Yes, I see the point here. It’s not ethical to let people down, and we should strive never, in the course of our work or otherwise, to damage or impede the lives of others. This is not a small issue. But if you’re going to raise the topic of ethics in a piece like this then questions are going to be begged, and those questions are going to go beyond questions of personal ethics to questions of institutional, societal ethics: the contexts that personal ethical choices take place within. Kara has done really useful and interesting work on research ethics, and my intention here is not to minimise or trivialise that – though I would argue that her handwaving final paragraph does that for her. But ethics in higher education is larger than the personal or the interpersonal, and when you are dealing with the cavernous power differentials of this profession it is dangerous – and yes, unethical – to frame the disembodied agency of the individual as the sole site of ethical choice. I’m overstating what I assume is Kara’s actual position, but I’m taking it from the paragraph above.

And that brings me back, not without trepidation, to the wording of the piece. ‘Learn to say no’. The article circles around the word ‘no’, returning to it at the ends of paragraphs, always with the same implication: ‘no’ is clear. It is to be used to claim agency. Learn to say it, and your agency will be recognised and respected.

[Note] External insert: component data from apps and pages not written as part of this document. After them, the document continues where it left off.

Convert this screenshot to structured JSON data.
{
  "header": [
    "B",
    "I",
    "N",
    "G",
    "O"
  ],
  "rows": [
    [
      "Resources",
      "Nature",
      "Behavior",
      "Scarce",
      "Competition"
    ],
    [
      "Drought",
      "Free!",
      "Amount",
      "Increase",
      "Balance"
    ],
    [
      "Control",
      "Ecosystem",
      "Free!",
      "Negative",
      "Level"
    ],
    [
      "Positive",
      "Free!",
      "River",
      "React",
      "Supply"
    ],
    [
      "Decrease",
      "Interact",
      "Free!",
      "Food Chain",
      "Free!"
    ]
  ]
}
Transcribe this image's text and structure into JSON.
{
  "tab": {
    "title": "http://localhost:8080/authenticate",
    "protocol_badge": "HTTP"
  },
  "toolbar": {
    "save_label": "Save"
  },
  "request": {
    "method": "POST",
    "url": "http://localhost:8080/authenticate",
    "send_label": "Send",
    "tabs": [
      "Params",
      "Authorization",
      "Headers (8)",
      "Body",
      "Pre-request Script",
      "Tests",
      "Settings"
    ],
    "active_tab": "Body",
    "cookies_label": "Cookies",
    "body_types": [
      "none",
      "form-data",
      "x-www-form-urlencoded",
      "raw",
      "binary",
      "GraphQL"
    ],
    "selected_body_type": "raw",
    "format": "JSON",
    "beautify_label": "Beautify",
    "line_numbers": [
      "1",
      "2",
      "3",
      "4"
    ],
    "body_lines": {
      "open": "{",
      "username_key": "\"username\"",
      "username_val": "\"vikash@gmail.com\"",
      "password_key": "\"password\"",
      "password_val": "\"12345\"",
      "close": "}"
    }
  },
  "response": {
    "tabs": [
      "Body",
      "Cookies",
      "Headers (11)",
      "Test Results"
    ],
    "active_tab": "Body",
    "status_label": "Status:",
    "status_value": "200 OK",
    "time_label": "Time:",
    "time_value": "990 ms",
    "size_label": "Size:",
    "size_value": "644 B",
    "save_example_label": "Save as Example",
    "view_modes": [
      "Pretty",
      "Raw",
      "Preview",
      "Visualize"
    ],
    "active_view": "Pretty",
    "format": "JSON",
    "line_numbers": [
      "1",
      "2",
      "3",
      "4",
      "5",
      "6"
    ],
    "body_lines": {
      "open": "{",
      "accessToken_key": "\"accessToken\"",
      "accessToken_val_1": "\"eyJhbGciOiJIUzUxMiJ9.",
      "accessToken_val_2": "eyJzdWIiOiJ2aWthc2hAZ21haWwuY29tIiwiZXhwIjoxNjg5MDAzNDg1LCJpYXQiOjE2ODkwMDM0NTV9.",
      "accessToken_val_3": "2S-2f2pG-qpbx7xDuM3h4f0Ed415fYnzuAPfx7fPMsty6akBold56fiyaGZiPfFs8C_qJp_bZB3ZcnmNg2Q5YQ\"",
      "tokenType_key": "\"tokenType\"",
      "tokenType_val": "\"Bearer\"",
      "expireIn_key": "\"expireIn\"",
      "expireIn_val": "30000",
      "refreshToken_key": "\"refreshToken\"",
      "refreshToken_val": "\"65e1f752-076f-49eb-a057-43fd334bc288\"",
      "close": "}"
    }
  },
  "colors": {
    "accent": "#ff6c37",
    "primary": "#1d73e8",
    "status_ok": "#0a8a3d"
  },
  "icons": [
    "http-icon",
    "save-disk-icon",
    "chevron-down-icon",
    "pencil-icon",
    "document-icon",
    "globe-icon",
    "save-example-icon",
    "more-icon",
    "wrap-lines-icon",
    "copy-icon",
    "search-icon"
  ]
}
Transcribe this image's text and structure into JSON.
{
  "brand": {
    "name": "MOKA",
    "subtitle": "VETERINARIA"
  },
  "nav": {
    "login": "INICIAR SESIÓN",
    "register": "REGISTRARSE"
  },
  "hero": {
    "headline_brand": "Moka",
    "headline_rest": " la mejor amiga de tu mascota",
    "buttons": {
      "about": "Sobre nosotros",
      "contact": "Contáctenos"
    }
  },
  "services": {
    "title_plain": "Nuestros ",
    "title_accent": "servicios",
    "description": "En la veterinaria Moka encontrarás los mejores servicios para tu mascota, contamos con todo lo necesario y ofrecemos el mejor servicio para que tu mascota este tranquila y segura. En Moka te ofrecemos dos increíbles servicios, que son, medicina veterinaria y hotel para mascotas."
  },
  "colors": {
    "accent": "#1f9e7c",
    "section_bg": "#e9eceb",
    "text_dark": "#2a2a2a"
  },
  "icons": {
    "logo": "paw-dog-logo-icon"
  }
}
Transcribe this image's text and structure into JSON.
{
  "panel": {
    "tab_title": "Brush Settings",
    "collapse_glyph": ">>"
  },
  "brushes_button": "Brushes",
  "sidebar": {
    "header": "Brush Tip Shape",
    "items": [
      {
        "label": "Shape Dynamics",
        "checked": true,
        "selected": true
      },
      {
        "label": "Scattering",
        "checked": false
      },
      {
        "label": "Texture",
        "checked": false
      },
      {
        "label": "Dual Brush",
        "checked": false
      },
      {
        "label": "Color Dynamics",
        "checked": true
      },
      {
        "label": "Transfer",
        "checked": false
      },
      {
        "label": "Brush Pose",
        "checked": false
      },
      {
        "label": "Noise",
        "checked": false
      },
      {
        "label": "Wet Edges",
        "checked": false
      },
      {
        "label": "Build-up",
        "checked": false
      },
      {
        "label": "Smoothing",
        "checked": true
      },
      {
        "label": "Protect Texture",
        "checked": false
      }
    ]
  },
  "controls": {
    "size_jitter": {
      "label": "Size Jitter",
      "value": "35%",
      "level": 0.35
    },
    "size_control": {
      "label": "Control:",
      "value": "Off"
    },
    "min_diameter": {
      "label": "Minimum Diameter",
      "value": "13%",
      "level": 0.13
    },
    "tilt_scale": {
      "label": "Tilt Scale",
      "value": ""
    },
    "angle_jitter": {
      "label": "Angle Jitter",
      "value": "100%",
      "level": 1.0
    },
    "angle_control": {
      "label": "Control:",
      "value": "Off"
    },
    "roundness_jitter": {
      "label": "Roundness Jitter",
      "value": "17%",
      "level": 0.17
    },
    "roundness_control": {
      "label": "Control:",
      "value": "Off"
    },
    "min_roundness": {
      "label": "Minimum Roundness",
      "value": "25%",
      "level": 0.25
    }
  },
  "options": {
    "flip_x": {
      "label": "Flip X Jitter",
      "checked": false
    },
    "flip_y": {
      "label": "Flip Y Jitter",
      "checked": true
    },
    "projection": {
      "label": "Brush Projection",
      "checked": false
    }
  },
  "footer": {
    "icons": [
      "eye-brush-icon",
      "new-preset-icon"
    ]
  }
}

Except. ‘No’ swims through so much of what we are told, in social environments that may be challenging or dangerous, we should say and do. ‘Just say no’ to drugs. ‘No means no’. ‘No’ claims agency, keeps you safe. Except when it doesn’t.

Learning to say ‘no’ guarantees nothing. It does not guarantee that a person who wants something from you will not use the power they have to get it anyway. We err, and we endanger ourselves, when we trust this word. It carries no spell to preserve us. In the light of scandalous abuses of power in the academy, I do not believe that this is the ethics of refusal we need to focus on.

OK, it may be that I’m going a bit over the top in response to a light-heartedly-toned piece about agreeing to do too much peer reviewing. And I do want to make very clear that this is not something that I’m entirely qualified to speak on: I have not experienced harassment or abuse within academia, and I am not equating the mere experience of being subject to unequal institutional power relationships to the experience of being abused through them. But decisions over workload take place within the same mesh of reputation and obligation and power that harassment and abuse does. We all negotiate this every day, no matter where we sit in the hierarchy or what things we are trying to procure or avoid. The great, great majority of these interactions will be relatively benign, but even within them ‘no’ is subject to negation or negotiation: a refusal to take on an admin responsibility may be ignored, overruled, or renegotiated, often for perfectly sound reasons. Kara’s ‘no’ essentially takes place in an empty political space, in which words carry the full weights of their intentions: no means no. There is nothing more to say.

This captures much of my unease with a lot of Academic Advice Literature. I find it tends, as a feature of the genre, to depoliticise: to strip acts like saying ‘no’ of their political weight, to site the forces pushing against them into the (depoliticised, depersonalised, degendered, deracialised) bodies of shy or unwilling individuals. Just claim agency, just say no. I am not arguing against Kara’s purpose, in the sense that more refusal – and, crucially, more freedom to refuse – and thus more manageable workloads would be a pretty uncomplicatedly good thing. However, I’m uneasy with this depoliticisation, and most of all with Kara’s formulation of personal ethics. It’s not victim-blaming – I don’t think one can really be termed a victim of promising to write too many book chapters, even if they are painful to do – but it partakes of some of the same mechanisms, some of the same blinkeredness, and some of the same language. Learn to say ‘no’, by all means. But understand what ‘no’ can’t do, too.